We have a significantly lowered threshold for the discord and conflict that we used to see as “normal” for a family. What were previously rationalized as legitimate forms of self-expression were actually cries of pain from unresolved discord and unmet needs. What I had justified as vitality and passion had more to do with the drama and intensity that arise from a state of prolonged unhappiness and resignation.
The distress that had been the norm in the family is now the exception, and our intolerance for avoidable distress has become a powerful motivator for the resolution of our differences. We have all, to a large degree, recovered from the desensitization that came from living in an emotionally volatile or unstable environment.
The effects of the foundation of stability that Linda and I have built have spilled over to other systems of our lives: family, extended family, work, and community. I no longer focus on the “deficiencies” and “shortcomings” of others and focus, instead, on doing my own work. In diverting my attention from my judgment of other people, the problematic aspects of their personalities seem to disappear. It isn’t that everyone else is changing but that I am no longer viewing others from the vantage point of what’s wrong with them. Underestimating the power of this shift toward self-responsibility rather than trying to correct others is impossible.
I’ve learned so much over the course of the sweet and tumultuous times of our marriage, yet the lesson that stands out for me is that I just don’t know. I don’t know how much more time Linda and I have left to spend together. I don’t know how we made it through hell. I don’t know what other challenges await me and who I will become in the process of meeting them. I don’t know why I’m so lucky and what I’ve done to deserve it.
One of the very few things that I do know is that there are some things that are more important than knowing, and this is what Linda has taught me: that matters of the heart are no less important than matters of the mind. She’s known this her whole life.
I used to know it, forgot it, and then remembered again. Who knows? I may forget again. If I do, I’ve at least had this time, this sweet precious time, brief though it may be, in which I was sailing a ship called Grace, and the winds were filling the billowing sail.
©2018 by Linda and Charlie Bloom.
Reprinted with permission of the authors.
That Which Doesn’t Kill Us: How One Couple Became Stronger at the Broken Places
by Linda and Charlie Bloom.
That Which Doesn't Kill Us is the story of a couple's ten-year journey that took them through a series of ordeals that crippled their family and nearly destroyed their marriage. Trained as psychotherapists and practicing relationship counselors, both Charlie and Linda found that their professional training wasn't enough to liberate them from the challenges they encountered. The process of their miraculous recovery reads like a riveting novel. The Blooms' unfolding story provides the essential steps necessary to breathe life back into a failing marriage and move into a deep, loving connection that surpasses even the dreams that each partner had dared to hope to fulfill.

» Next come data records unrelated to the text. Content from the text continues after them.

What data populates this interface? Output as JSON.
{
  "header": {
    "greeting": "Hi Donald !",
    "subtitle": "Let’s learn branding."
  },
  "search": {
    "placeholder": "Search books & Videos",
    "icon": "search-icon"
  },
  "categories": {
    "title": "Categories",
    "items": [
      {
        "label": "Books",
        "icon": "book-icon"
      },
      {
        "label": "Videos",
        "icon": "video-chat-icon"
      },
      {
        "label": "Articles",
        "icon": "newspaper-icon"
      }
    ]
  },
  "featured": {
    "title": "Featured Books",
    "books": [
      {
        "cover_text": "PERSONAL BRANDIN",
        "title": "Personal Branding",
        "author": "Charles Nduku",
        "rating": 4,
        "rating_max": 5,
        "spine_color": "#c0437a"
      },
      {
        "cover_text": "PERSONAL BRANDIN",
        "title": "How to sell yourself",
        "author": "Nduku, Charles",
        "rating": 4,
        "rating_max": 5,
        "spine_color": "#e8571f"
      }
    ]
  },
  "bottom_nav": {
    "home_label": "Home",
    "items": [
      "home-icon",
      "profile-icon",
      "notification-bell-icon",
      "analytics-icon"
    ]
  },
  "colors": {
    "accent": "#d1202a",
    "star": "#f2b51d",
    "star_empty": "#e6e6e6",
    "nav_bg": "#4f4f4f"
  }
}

Linda Bloom, LCSW, and Charlie Bloom, MSW, married since 1972, are bestselling authors and the founders and codirectors of Bloomwork. Trained as psychotherapists and relationship counselors, they have worked with individuals, couples, groups, and organizations since 1975. They have lectured and taught at learning institutes throughout the USA and have offered seminars throughout the world, including China, Japan, Indonesia, Denmark, Sweden, India, Brazil, and many other locations. Their website is www.bloomwork.com.